:: DATA TO EXAMINE

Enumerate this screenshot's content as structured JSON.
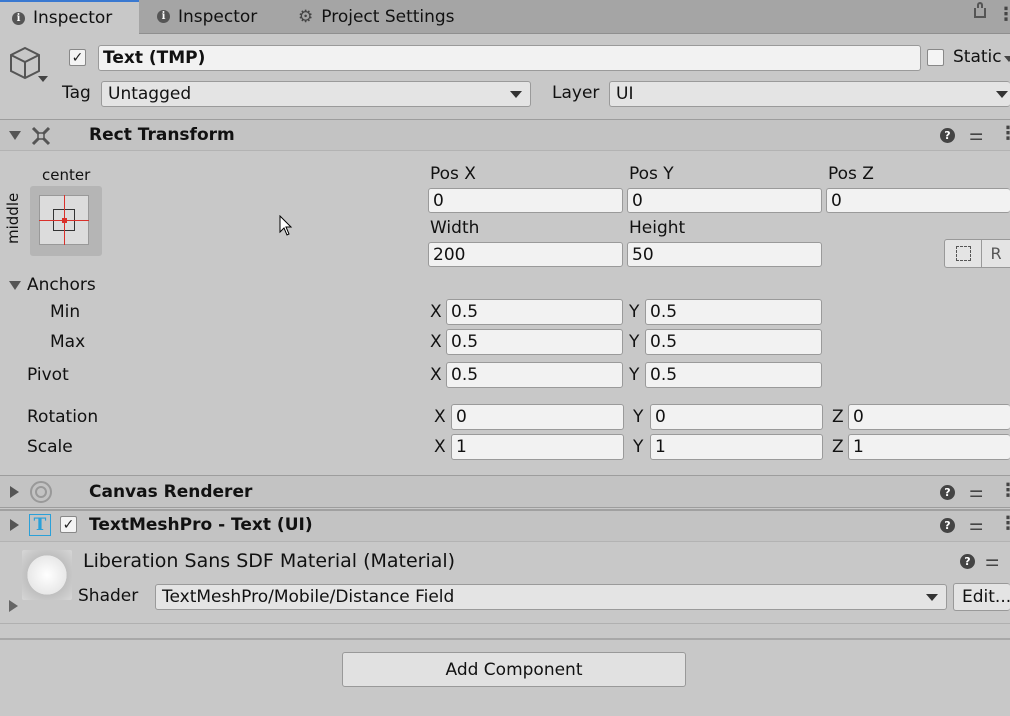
{
  "tabs": [
    {
      "label": "Inspector",
      "icon": "info-icon"
    },
    {
      "label": "Inspector",
      "icon": "info-icon"
    },
    {
      "label": "Project Settings",
      "icon": "gear-icon"
    }
  ],
  "object": {
    "name": "Text (TMP)",
    "static_label": "Static",
    "tag_label": "Tag",
    "tag_value": "Untagged",
    "layer_label": "Layer",
    "layer_value": "UI"
  },
  "rect_transform": {
    "title": "Rect Transform",
    "anchor_h": "center",
    "anchor_v": "middle",
    "pos_x_label": "Pos X",
    "pos_x": "0",
    "pos_y_label": "Pos Y",
    "pos_y": "0",
    "pos_z_label": "Pos Z",
    "pos_z": "0",
    "width_label": "Width",
    "width": "200",
    "height_label": "Height",
    "height": "50",
    "r_button": "R",
    "anchors_label": "Anchors",
    "min_label": "Min",
    "min_x": "0.5",
    "min_y": "0.5",
    "max_label": "Max",
    "max_x": "0.5",
    "max_y": "0.5",
    "pivot_label": "Pivot",
    "pivot_x": "0.5",
    "pivot_y": "0.5",
    "rotation_label": "Rotation",
    "rot_x": "0",
    "rot_y": "0",
    "rot_z": "0",
    "scale_label": "Scale",
    "scale_x": "1",
    "scale_y": "1",
    "scale_z": "1",
    "x": "X",
    "y": "Y",
    "z": "Z"
  },
  "canvas_renderer": {
    "title": "Canvas Renderer"
  },
  "textmeshpro": {
    "title": "TextMeshPro - Text (UI)",
    "icon_letter": "T"
  },
  "material": {
    "title": "Liberation Sans SDF Material (Material)",
    "shader_label": "Shader",
    "shader_value": "TextMeshPro/Mobile/Distance Field",
    "edit_button": "Edit..."
  },
  "add_component": "Add Component",
  "colors": {
    "tab_accent": "#3a79d1",
    "anchor_red": "#d9302a",
    "tmp_icon": "#2aa0d8"
  }
}
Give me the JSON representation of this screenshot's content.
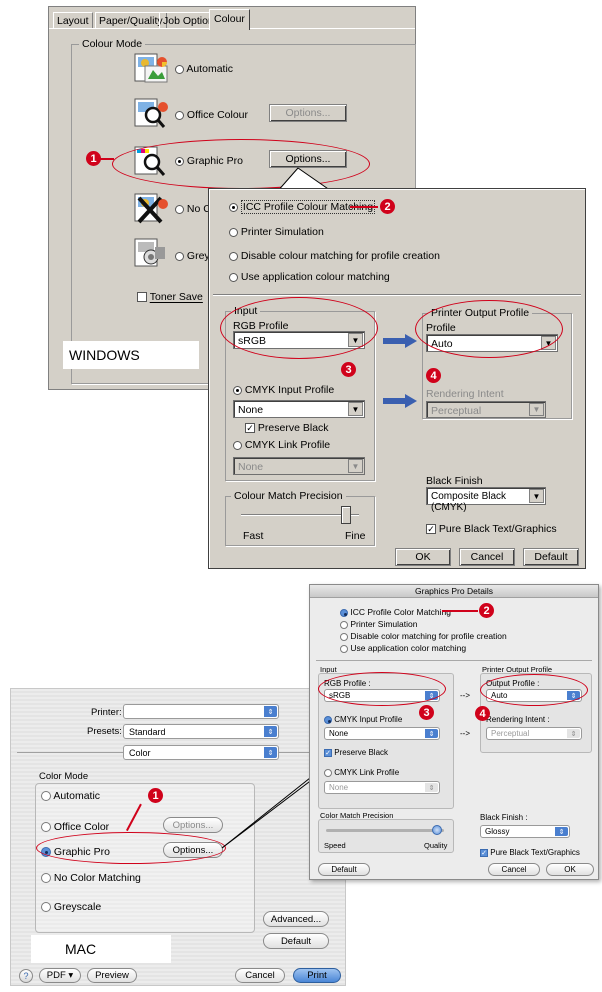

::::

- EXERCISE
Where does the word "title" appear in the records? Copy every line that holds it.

- EXERCISE ANSWER
    "title": "Rect Transform",
    "title": "Canvas Renderer"
    "title": "TextMeshPro - Text (UI)",
    "title": "Liberation Sans SDF Material (Material)",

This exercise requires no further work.